The Supreme Court’s ruling arrives at an already tumultuous period for “amateurism,” the NCAA’s system of rules that attempt to distinguish college athletes from pro athletes by denying the former from opportunities for compensation. Nineteen states have adopted name, image and likeness statutes that, as a general matter, will make it illegal under state law for colleges to deny their athletes opportunities to sign endorsement and sponsorship contracts. As of this writing, six of those statutes will go into effect on July 1.
A sometimes overlooked point is that while both Alston and NIL fall under the catch-all label “sports law” they involve very different areas of law. The former is a federal antitrust law controversy, while the latter focuses on mostly state law applications of intellectual property law (more precisely, the right of publicity). Whether the NCAA won or lost, Alston would not change NIL reforms. Alston and NIL are nonetheless linked in that they, and other amateurism topics, are governed by NCAA rules. Alston and NIL laws can, and will, compel changes to those rules.

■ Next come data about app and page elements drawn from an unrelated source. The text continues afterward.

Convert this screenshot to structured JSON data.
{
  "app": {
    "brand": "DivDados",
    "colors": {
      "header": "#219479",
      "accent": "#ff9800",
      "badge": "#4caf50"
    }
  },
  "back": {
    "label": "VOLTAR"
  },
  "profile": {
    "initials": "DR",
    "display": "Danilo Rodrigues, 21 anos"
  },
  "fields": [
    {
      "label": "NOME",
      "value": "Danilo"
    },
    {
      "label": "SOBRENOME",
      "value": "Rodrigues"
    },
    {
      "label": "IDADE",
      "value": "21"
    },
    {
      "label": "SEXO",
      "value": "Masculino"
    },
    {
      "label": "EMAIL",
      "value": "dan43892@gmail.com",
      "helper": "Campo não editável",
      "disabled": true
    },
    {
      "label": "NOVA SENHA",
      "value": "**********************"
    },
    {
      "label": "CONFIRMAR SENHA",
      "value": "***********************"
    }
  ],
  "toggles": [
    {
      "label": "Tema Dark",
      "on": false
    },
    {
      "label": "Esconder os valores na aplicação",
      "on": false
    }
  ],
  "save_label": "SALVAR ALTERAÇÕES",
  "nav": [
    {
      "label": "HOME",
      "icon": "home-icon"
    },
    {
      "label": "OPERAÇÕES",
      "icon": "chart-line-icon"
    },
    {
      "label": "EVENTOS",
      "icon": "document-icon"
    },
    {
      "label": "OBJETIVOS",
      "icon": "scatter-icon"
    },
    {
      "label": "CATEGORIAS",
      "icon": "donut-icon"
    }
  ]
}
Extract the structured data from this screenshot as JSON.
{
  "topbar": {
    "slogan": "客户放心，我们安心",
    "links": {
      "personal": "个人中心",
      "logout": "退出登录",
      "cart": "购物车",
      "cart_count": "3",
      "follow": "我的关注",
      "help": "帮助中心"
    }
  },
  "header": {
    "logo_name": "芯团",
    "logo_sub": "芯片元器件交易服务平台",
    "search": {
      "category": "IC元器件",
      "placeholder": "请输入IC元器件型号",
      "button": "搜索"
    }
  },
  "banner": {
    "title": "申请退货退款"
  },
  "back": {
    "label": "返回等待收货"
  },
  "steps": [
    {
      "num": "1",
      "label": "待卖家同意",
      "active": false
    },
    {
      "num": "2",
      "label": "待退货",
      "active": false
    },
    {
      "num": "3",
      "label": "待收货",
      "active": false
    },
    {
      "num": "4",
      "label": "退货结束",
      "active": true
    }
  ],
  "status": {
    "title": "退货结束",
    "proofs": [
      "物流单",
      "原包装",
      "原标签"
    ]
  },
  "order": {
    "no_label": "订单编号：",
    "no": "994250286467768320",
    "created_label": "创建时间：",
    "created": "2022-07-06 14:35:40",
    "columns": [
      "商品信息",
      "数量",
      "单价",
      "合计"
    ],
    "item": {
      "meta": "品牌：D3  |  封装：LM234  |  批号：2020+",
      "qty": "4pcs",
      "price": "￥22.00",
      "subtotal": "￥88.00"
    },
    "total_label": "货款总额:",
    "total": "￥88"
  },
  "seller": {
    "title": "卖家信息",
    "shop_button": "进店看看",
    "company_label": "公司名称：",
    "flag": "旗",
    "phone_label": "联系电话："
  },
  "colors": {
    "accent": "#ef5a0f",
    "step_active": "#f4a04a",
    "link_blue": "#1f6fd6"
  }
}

NIL is also unresolved. As previously explained on Sportico, the NCAA could challenge NIL statutes in court and seek restraining orders—moves that might delay NIL but also increase friction between the NCAA, member schools and athletes. Congress could also pass a federal NIL bill that would preempt state NIL statutes. However, if Congress takes any action on NIL, it would not occur until after July 1.
Monday’s ruling is a decisive victory for Alston’s attorneys, led by Jeffrey Kessler, David Greenspan and David Feher of Winston & Strawn. It also caps the more than dozen-year effort for college sports reforms driven by O’Bannon and college athlete advocate Sonny Vaccaro.

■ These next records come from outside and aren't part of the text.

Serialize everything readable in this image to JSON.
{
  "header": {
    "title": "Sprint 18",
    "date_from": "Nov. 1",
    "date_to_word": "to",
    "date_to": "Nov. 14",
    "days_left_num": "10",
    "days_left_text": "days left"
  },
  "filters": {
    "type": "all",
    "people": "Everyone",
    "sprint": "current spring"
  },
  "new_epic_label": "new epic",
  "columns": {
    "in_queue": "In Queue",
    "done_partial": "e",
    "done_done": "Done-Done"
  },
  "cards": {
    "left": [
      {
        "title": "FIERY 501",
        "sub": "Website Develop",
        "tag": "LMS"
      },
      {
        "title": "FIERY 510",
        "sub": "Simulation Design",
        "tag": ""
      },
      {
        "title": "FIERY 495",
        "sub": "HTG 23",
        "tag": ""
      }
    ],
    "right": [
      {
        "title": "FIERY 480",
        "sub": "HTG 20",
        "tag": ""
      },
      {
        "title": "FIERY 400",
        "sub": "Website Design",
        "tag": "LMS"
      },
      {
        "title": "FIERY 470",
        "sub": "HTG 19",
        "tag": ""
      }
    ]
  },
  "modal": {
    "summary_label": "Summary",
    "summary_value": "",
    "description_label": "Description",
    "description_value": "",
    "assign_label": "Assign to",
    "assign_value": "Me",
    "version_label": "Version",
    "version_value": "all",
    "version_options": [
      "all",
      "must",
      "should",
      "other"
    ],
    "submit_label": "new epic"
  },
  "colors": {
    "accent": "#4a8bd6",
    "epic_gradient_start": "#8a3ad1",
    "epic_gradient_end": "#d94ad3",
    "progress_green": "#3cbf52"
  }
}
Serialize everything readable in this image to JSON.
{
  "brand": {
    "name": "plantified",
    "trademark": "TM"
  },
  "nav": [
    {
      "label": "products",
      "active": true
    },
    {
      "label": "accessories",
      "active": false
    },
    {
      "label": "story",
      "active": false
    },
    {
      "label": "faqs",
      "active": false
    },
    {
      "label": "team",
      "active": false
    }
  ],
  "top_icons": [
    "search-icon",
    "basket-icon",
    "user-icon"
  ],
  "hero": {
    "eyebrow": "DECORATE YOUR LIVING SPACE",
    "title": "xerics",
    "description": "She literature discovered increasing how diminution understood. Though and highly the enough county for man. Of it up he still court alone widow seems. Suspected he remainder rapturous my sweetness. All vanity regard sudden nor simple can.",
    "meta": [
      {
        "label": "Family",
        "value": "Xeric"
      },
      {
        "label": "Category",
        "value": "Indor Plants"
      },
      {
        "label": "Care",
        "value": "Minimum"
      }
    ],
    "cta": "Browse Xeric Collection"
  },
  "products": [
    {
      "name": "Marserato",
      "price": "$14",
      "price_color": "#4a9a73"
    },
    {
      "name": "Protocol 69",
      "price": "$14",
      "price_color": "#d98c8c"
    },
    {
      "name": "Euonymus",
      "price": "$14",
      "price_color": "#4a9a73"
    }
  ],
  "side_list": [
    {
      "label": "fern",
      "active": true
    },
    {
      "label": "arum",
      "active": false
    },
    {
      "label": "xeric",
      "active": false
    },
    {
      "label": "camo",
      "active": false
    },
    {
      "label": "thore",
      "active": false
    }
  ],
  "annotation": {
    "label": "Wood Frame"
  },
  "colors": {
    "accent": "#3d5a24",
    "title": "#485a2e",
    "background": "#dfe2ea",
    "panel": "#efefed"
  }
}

“This is a great day for college athletes,” O’Bannon told Sportico on Monday. “They deserve this and much more.” O’Bannon, who defeated the NCAA in in an antitrust case involving the unauthorized use of college athletes’ likenesses in video games, added, “It also feels good to see the NCAA held accountable by the U.S. Supreme Court.”
If the NCAA seeks the kind of deference from antitrust law it believes it is owed, it could adopt the approach that attorney (and Boston Celtics executive) Mike Zarren wryly suggested as a hypothetical on Twitter: The NCAA could advocate for players to be declared as employees, which would allow them to unionize and, with their schools and conferences, enter into collective bargaining agreements, the terms of which would be exempt from antitrust scrutiny. Of course, the NCAA has been firmly opposed to such an idea.
For now, at least, it’s open season in the courts on NCAA amateurism rules and references to the Alston ruling will appear early and often in future lawsuits.